__Record extracts__
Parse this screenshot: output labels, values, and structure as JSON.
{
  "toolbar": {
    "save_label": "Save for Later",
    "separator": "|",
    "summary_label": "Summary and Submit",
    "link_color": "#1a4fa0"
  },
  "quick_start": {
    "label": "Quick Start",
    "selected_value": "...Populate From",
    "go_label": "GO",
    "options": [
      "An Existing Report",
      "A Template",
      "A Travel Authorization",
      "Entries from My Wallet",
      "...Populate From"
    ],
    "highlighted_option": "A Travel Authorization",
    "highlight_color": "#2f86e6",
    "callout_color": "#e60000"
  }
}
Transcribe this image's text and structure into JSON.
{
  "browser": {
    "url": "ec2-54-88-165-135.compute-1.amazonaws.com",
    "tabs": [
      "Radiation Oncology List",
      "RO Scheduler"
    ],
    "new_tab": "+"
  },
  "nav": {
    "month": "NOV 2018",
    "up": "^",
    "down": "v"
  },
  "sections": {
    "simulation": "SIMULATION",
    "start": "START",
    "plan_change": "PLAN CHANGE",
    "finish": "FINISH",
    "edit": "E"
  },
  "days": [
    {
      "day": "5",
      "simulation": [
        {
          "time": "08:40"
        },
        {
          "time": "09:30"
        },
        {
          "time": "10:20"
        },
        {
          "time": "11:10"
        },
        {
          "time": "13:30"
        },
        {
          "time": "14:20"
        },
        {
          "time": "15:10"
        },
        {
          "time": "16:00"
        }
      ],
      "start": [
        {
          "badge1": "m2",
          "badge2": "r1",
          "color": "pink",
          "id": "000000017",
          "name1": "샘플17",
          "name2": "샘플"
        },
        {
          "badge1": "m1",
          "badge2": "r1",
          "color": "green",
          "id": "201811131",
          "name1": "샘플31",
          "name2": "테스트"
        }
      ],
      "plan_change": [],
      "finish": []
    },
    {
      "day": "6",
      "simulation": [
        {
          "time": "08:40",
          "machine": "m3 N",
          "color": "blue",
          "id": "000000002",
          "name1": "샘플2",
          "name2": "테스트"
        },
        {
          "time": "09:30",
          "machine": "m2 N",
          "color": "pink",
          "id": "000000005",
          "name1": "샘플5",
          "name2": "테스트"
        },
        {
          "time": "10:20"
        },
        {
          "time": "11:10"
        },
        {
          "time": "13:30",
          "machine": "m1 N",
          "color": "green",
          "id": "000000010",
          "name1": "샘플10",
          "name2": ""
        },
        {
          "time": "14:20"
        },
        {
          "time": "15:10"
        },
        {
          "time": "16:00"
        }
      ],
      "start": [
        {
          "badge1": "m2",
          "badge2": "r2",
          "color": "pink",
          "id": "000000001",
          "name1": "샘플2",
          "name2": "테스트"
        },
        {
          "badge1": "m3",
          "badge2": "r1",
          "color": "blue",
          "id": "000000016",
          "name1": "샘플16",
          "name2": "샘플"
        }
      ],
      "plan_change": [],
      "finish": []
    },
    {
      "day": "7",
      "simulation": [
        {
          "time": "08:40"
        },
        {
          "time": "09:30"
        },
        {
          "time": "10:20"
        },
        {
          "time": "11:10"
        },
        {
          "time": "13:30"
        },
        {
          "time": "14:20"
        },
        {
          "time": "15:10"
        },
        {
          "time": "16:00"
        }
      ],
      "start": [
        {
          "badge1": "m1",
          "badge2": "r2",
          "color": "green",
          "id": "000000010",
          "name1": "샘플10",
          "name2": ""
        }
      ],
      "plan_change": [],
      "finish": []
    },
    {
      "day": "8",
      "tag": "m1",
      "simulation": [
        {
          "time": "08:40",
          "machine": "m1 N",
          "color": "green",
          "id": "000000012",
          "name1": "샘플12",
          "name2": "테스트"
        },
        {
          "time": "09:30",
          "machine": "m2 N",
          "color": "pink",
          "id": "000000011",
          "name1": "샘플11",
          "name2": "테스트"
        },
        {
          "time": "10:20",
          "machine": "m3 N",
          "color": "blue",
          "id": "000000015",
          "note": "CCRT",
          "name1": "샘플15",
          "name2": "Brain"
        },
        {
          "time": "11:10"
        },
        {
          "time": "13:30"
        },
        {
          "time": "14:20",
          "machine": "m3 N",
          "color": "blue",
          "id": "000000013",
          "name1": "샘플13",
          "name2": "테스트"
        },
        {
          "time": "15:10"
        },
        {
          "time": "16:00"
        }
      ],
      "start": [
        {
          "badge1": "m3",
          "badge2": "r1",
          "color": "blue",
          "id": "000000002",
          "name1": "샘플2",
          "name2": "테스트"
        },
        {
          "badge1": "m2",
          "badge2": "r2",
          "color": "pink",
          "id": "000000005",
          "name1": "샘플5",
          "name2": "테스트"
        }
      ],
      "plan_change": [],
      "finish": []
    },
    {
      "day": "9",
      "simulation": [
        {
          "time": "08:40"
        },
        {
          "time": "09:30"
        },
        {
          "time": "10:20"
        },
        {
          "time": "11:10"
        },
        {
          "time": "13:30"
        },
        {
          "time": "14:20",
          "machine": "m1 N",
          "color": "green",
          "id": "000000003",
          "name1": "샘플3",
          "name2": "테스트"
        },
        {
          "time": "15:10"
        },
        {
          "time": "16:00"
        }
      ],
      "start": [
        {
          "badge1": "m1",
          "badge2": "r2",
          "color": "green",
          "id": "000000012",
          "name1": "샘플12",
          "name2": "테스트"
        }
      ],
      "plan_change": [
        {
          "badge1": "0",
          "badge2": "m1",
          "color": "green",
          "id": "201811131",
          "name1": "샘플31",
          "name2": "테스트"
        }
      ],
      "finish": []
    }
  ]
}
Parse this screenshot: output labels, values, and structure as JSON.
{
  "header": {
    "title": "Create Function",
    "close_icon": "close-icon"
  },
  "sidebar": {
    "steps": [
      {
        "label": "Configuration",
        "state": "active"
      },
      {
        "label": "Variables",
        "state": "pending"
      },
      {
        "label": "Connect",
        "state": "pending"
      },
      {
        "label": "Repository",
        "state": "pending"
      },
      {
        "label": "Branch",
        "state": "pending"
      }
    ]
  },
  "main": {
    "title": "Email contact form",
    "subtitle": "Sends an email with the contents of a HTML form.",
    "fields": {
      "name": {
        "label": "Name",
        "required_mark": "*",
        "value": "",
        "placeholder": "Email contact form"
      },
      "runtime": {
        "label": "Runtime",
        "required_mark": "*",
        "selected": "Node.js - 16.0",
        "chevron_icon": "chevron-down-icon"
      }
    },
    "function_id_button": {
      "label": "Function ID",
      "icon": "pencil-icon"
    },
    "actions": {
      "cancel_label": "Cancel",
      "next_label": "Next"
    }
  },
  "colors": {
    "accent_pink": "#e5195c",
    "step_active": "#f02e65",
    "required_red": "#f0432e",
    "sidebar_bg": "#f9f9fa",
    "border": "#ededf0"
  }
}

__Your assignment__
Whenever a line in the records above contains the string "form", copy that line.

__Response to this exercise__
    "title": "Email contact form",
    "subtitle": "Sends an email with the contents of a HTML form.",
        "placeholder": "Email contact form"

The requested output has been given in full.